Taking social science research beyond academia and using evidence to guide public policy is one of the biggest challenges social scientists face. Professor Betsy Stanko is a social scientist with experience of carrying out research both in academia and within a government agency. She is currently Head of Strategy, Research and Analysis within the Metropolitan Police in London. She is also an Honorary Professor of Criminology in the Department of Health and Social Care at Royal Holloway, University of London, where she is part of the ‘Violence and Risk’ research cluster. Professor Stanko recently discussed with Socialsciencespace the role of social science within the Metropolitan Police and the difficulties in getting academics and policy-makers to communicate effectively with one another.
What does your role in the Metropolitan Police involve?
I originally started working with the police researching into domestic violence and hate crime. My remit now is much more related to the improvement of all kinds of policing: what do people need out of policing and how do you match policing better to those needs? To me this is quintessential social science.
I have a social research and strategy development unit of about 25 people that carries out both bespoke evaluation and blue sky research for the Met, including four university students on sandwich years. Two of the big projects we are working on at the moment are: confidence in policing (mapping police activity onto what people say they want and need from policing) and an evaluation of an offender management project in London – the Diamond Initiative. The work on confidence in policing is as much conceptual and theoretical development of an application of procedural justice to policing, as it is practical – delivering a more responsive policing service to London. I also manage three of the Met’s major corporate surveys, including a 20,000-respondent Public Attitude Survey.

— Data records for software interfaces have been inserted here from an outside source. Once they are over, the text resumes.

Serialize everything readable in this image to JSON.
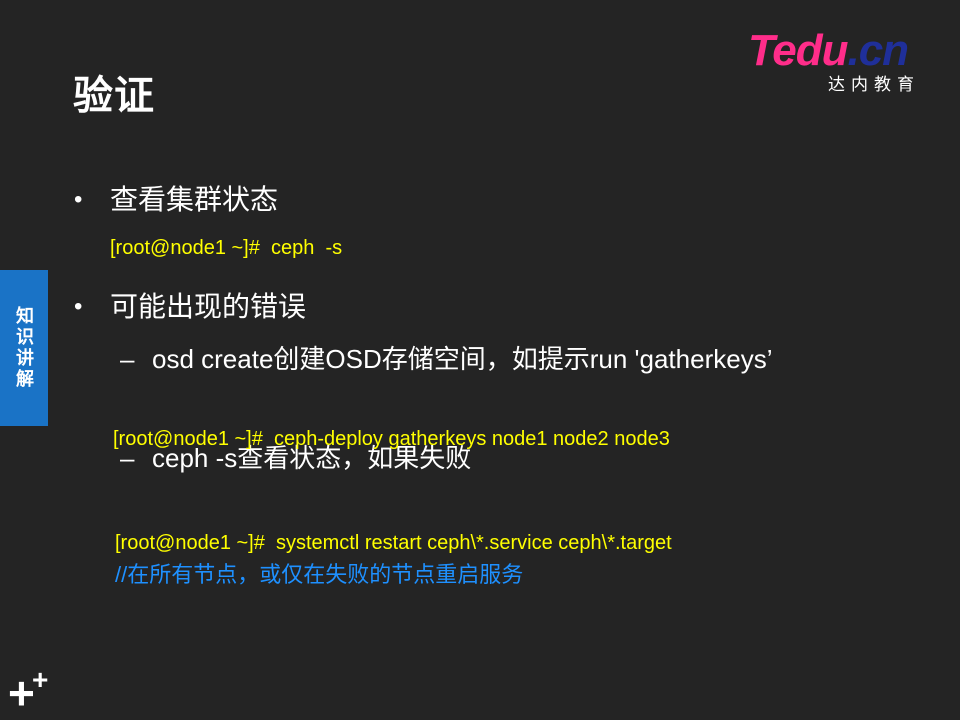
{
  "slide": {
    "title": "验证",
    "logo": {
      "brand_pink": "Tedu",
      "brand_blue": ".cn",
      "subtitle": "达内教育"
    },
    "side_tab": "知识讲解",
    "bullets": [
      {
        "text": "查看集群状态",
        "command": "[root@node1 ~]#  ceph  -s"
      },
      {
        "text": "可能出现的错误",
        "subitems": [
          {
            "text": "osd create创建OSD存储空间，如提示run 'gatherkeys’",
            "command": "[root@node1 ~]#  ceph-deploy gatherkeys node1 node2 node3"
          },
          {
            "text": "ceph -s查看状态，如果失败",
            "command": "[root@node1 ~]#  systemctl restart ceph\\*.service ceph\\*.target",
            "comment": "//在所有节点，或仅在失败的节点重启服务"
          }
        ]
      }
    ],
    "bullet_glyph": "•",
    "dash_glyph": "–",
    "corner_plus": "+",
    "colors": {
      "background": "#242424",
      "command": "#ffff00",
      "comment": "#1e90ff",
      "side_tab": "#1a73c6"
    }
  }
}
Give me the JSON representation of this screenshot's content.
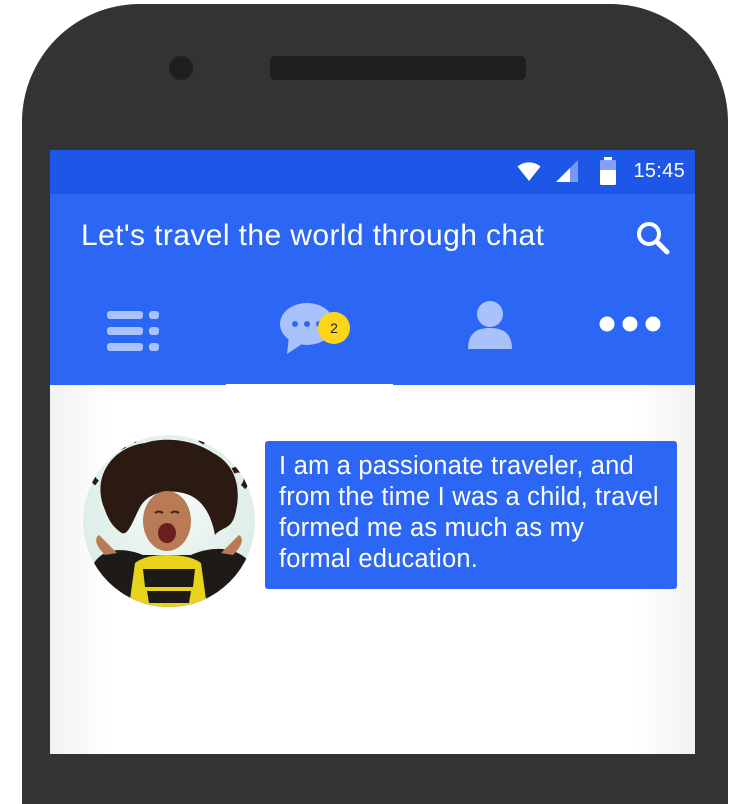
{
  "status_bar": {
    "time": "15:45",
    "icons": [
      "wifi-icon",
      "signal-icon",
      "battery-icon"
    ]
  },
  "app_bar": {
    "title": "Let's travel the world through chat",
    "search_icon": "search-icon"
  },
  "tabs": [
    {
      "icon": "list-icon",
      "selected": false
    },
    {
      "icon": "chat-bubble-icon",
      "selected": true,
      "badge": "2"
    },
    {
      "icon": "person-icon",
      "selected": false
    },
    {
      "icon": "more-icon",
      "selected": false
    }
  ],
  "message": {
    "text": "I am a passionate traveler, and\nfrom the time I was a child, travel\nformed me as much as my\nformal education."
  },
  "colors": {
    "status_bar": "#1e56e8",
    "app_bar": "#2b66f5",
    "tab_icon": "#a9c2fb",
    "badge": "#ffd519",
    "phone_body": "#333333"
  }
}
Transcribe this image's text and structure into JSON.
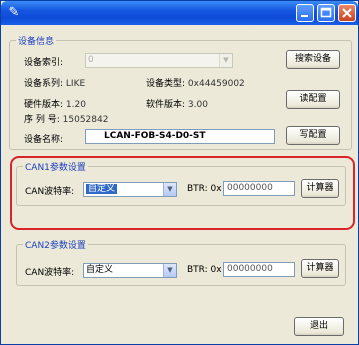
{
  "window": {
    "title_icon": "tool-icon",
    "buttons": {
      "minimize": "minimize-icon",
      "maximize": "maximize-icon",
      "close": "close-icon"
    }
  },
  "device_info": {
    "legend": "设备信息",
    "index_label": "设备索引:",
    "index_value": "0",
    "series_label": "设备系列:",
    "series_value": "LIKE",
    "type_label": "设备类型:",
    "type_value": "0x44459002",
    "hw_label": "硬件版本:",
    "hw_value": "1.20",
    "sw_label": "软件版本:",
    "sw_value": "3.00",
    "serial_label": "序 列 号:",
    "serial_value": "15052842",
    "name_label": "设备名称:",
    "name_value": "LCAN-FOB-S4-D0-ST",
    "search_button": "搜索设备",
    "read_button": "读配置",
    "write_button": "写配置"
  },
  "can1": {
    "legend": "CAN1参数设置",
    "baud_label": "CAN波特率:",
    "baud_value": "自定义",
    "btr_label": "BTR: 0x",
    "btr_value": "00000000",
    "calc_button": "计算器"
  },
  "can2": {
    "legend": "CAN2参数设置",
    "baud_label": "CAN波特率:",
    "baud_value": "自定义",
    "btr_label": "BTR: 0x",
    "btr_value": "00000000",
    "calc_button": "计算器"
  },
  "footer": {
    "exit_button": "退出"
  },
  "colors": {
    "highlight": "#d9252a",
    "title_bar": "#0d4bd6",
    "legend_text": "#1a3fc0"
  }
}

What is the impact of social science research on policy within the police?
There’s always concern among academics that the police don’t take on board much research on ‘what works’, and there is a need in every area of policing to think systematically, as it enables police officers to police better. While it can sometimes be difficult for researchers to get important findings across in a user-friendly way, it can nonetheless be done. The work that I and others have carried out into domestic violence, for instance, has led to a massive change in the way that police deal with domestic abuse. Police take domestic violence seriously, far more seriously than they did ten years ago, let alone thirty years ago when I first started the work. Another example of social science research having an impact is in the area of confidence in policing, which is now a strategic priority, and the Met’s approach to improving people’s confidence is entirely wrapped around the research unit’s work.
How can social science researchers communicate more effectively with policy makers?
Researchers and academics are specialists in their areas. The way these professionals build their reputations, nationally or internationally, is by becoming an absolute expert, through publication, in everything to do with a particular subject, down to the splitting of hairs on a particular debate and critique. Policy-makers think completely differently. Policy-makers come in with a much wider view of an issue – sometimes informed, sometimes not so informed about the research – and form a view about the way the world ought to be. The inability of researchers to speak a language which is wider than their own subject expertise is very limiting to demonstrating how policy-makers can use a piece of work exploring minute detail of one area to the wider policy arena. I would apply this criticism equally to myself as a former academic. The need to change your language – going between substantive research and public policy – is something that I haven’t seen being taught in academia, opening debate about either why you should participate in the policy debate, or how you can participate using an evidence base as the spring board for the conversation. Instead academics are pushed through the promotion system in universities to become experts, asked to speak at conferences and in academic forums to other academics. Getting a PhD, getting published, is all about saying something new, it’s not about making things more understandable or different. Policy-makers are often thought to be a second order of customer rather than part of the top order.
I’ve learnt that what is needed to communicate research successfully is to become more of a generalist, to take research and information from whatever is useful in many different arenas, and to weave them together using the appropriate language. Most researchers would consider this ‘impure’, because the logic and the way forward is never perfect, never without steps to improvement. To enable theoretical and conceptual stances adopted, these need to be grounded, in terms of the police this means grounding them in operational imperatives, the way crime happens, or threats and risks of terrorism.
What are the chief challenges for social scientists today?
At the broadest level I see the language moving towards behavioural economics, and yet there are many other social science disciplines and approaches that are relevant and useful in terms of improving social and community life. Perhaps the predominance of behavioural economics is due to the primacy of global connected finance, with the internet enabling the modelling of people’s buying behaviour. But I see behavioural economics on the high policy level competing with traditional social science disciplines.
Social scientists need to find ways to demonstrate their relevance and to find ways of measuring (or documenting) their impact, something which probably has a special salience for academics in the UK. Social science is important: we need anthropologists, social psychologists and good sociologists, people who understand people, and that to me is what social science is best at.